A recent High Court case has created uncertainty about when a contractor’s right to payment arises. There now appear to be conflicting decisions as to whether the right arises (a) when the works are completed, or (b) on the (later) date that payment becomes due.
This is potentially very important for both contractors and employers because this date will dictate the deadline by which any legal claim has to be brought, and a failure to commence a claim in time can have draconian consequences.
We highlighted last year the first of the two decisions (Hirst v Dunbar  EWHC 41 (TCC)), which concerned the limitation period for contractors’ claims for payment (the period within which any legal proceedings must be commenced).
In that case, the judge decided that, at least under the Scheme for Construction Contracts payment provisions, a contractor’s right to payment arises on the date of completion of the work. That date sets when the limitation period begins to run, not the date when the payment becomes “due” or the final date for payment.
As we pointed out, the practical impact of this is that, under the Scheme and similar provisions, the deadline for a contractor to commence any legal claims for payment may be much earlier than many people will anticipate. At the latest, the relevant period is likely to run from the date of practical completion of the works. That will often be many months or even years earlier than the date of the final payment under the contract, which is usually not due until after the rectification period expires and defects are made good.
LJR Interiors v Cooper Construction
A more recent judgment now appears to have taken a different line. LJR Interiors Limited v Cooper Construction Limited  EWHC 3339 (TCC) is an adjudication enforcement case. It arose out of a contract under which LJR agreed to carry out dry lining, plastering and screed works for Cooper Construction at a property in Oxfordshire.

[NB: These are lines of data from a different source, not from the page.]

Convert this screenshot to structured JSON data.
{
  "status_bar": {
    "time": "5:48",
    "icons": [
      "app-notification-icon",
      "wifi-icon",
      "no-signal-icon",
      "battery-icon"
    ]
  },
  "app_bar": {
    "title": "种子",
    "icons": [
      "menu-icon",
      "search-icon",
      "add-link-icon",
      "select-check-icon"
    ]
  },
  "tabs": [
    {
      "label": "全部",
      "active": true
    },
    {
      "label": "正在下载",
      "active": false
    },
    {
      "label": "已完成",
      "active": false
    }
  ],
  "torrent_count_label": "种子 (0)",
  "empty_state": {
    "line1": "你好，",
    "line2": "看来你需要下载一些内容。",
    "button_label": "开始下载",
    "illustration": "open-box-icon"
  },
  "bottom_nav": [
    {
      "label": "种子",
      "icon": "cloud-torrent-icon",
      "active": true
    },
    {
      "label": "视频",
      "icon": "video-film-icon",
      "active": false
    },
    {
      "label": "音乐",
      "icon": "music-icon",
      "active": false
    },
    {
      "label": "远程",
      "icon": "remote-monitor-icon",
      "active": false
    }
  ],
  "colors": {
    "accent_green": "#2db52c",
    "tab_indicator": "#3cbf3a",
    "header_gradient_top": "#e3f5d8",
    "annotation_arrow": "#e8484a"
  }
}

LJR’s works were completed by 19 October 2014. LJR made three applications for payment during 2014, the last of which (Application No 3) was made on 31 October 2014. Almost 8 years later, on 31 July 2022, LJR submitted a further application for payment, Application No 4. Cooper Construction did not respond to that application, whether by paying the amount applied for or by issuing a pay less notice.
LJR commenced an adjudication seeking payment of Application No 4. The adjudicator decided that (a) Application No 4 was a valid application for payment and (b) because Cooper Construction had not issued any pay less notice in response, Cooper Construction was required to pay the full amount which LJR had applied for.

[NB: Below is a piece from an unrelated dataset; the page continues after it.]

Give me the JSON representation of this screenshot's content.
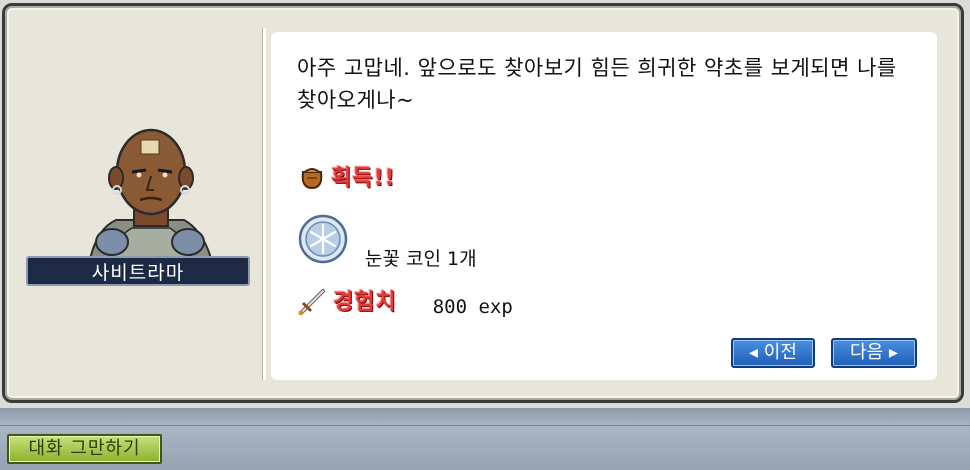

LJR sought to enforce the adjudicator’s decision and Cooper Construction resisted enforcement by bringing a separate Part 8 claim – Cooper Construction sought a decision that LJR’s claim was not valid because it had been commenced outside the applicable 6 year limitation period.
The judge ultimately agreed with Cooper Construction and he refused to enforce the adjudicator’s decision. This was on the basis that:

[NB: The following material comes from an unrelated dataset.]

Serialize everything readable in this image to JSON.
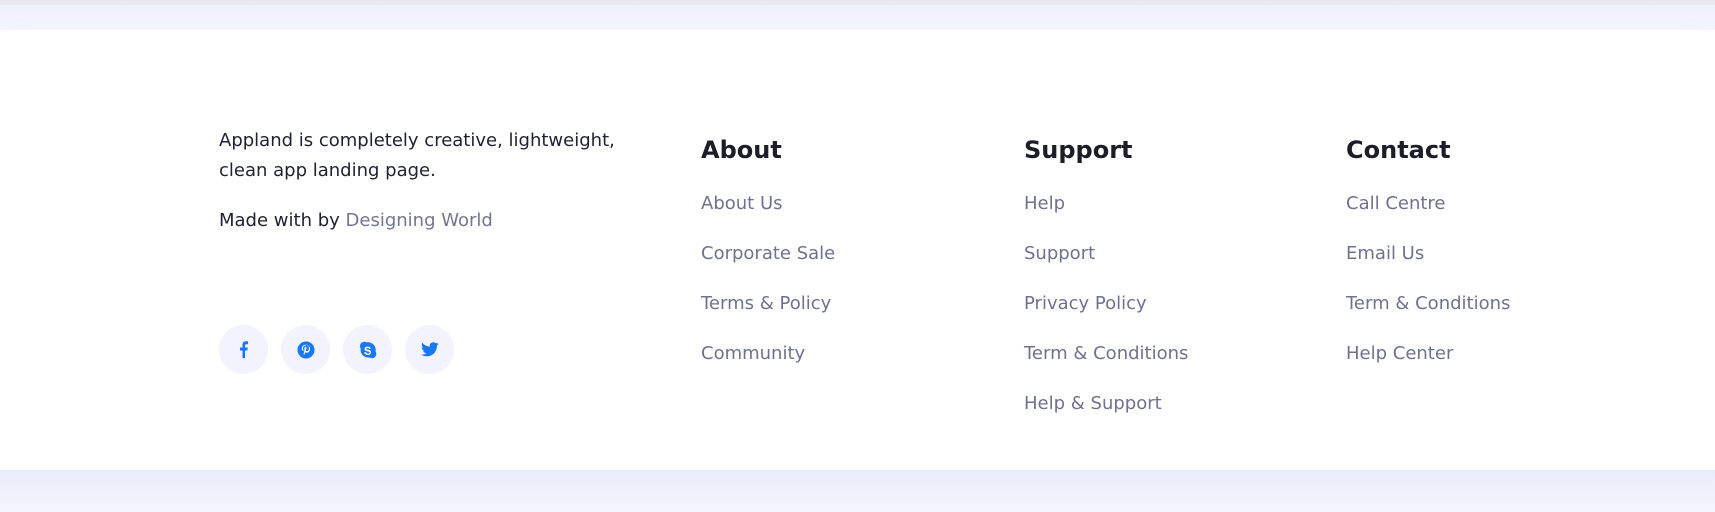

- Application No 4 had largely just re-applied for the final payment covered by Application No 3;
- any right to payment had already arisen by way of Application No 3 – LJR was not permitted to simply apply again for the same sums to ‘renew’ the limitation period; and
- given that the right to payment under Application No 3 had accrued in 2014, the 6 year limitation period to bring any claim had expired in 2020. LJR’s claim in 2022 was, therefore, out of time.
Deadline for contractors’ claims
Interestingly, as part of his decision on that final point, the judge appeared to conclude that LJR’s right to payment (and so the commencement of the limitation period) had arisen on the final date for payment of Application No 3.
This would seem to contradict the earlier decision in Hirst v Dunbar that the right to payment arises on completion of the work, rather than on the due date or the final date for payment.
It might be argued that this case involved different payment terms and that was the reason for the difference in the judge’s approach (the judge decided that the Scheme did not apply because the parties had agreed adequate payment terms). However, it is difficult to see why the bespoke payment terms in this case should have produced a different legal result and, tellingly, the judge also considered the legal analysis if the Scheme had applied and seemed to adopt the same reasoning.
This creates a conflict between the two decisions. That conflict will mean that there is scope for future argument and uncertainty over the correct approach, especially given that the decision in the LJR case may be closer to what many in the industry would have expected to be the answer prior to the Hirst judgment.
Having said that, it is important to note that the judge in this case does not appear to have been made aware of the decision in Hirst v Dunbar. In addition, LJR was not legally represented in the proceedings and so the points may not have been fully argued before the judge. This might suggest that Hirst v Dunbar should be given greater weight in the future.
In any case, when calculating the deadline for commencing legal proceedings, it would be prudent for contractors still to assume the earliest possible date on which a claim may have arisen, ie the date when the relevant works were completed. Employers should also analyse any contractor’s claims carefully to assess whether or not they may be out of time based on the reasoning in either case.